===== Study material =====

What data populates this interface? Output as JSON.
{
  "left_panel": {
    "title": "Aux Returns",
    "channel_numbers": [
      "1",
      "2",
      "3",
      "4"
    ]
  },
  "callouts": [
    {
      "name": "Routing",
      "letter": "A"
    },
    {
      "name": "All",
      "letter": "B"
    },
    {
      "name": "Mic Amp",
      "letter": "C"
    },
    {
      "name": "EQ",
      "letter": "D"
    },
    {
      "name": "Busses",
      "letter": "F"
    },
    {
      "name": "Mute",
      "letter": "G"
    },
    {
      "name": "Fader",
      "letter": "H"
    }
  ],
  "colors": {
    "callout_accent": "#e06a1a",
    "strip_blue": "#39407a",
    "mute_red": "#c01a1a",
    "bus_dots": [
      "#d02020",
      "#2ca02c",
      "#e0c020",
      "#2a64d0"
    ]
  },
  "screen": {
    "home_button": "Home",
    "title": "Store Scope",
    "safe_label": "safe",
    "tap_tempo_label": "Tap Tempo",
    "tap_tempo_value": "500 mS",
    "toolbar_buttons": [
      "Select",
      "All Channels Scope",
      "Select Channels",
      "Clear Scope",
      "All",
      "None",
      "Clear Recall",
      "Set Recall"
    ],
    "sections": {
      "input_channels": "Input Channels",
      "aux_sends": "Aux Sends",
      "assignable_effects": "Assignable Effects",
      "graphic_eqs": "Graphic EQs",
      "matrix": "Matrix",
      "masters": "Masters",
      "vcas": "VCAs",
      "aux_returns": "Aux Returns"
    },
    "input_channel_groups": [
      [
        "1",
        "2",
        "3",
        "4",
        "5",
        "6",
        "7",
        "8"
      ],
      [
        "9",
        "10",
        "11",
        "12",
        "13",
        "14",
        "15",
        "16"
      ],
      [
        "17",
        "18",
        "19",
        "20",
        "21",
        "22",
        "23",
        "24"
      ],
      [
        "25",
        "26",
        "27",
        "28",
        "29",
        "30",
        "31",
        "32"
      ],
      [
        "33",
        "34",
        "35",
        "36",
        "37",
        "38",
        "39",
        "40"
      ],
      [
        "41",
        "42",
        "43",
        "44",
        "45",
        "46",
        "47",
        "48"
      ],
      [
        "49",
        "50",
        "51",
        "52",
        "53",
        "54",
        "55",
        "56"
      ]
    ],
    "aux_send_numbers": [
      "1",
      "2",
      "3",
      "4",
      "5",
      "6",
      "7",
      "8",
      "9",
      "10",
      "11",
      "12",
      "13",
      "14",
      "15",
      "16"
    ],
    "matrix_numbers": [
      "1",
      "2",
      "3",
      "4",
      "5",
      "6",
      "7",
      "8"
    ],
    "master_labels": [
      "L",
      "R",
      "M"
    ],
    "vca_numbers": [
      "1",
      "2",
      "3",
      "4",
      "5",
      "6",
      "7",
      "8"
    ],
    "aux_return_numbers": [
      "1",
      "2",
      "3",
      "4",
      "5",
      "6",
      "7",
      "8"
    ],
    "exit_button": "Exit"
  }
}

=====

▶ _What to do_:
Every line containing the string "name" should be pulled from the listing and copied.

▶ _Solution to this problem_:
      "name": "Routing",
      "name": "All",
      "name": "Mic Amp",
      "name": "EQ",
      "name": "Busses",
      "name": "Mute",
      "name": "Fader",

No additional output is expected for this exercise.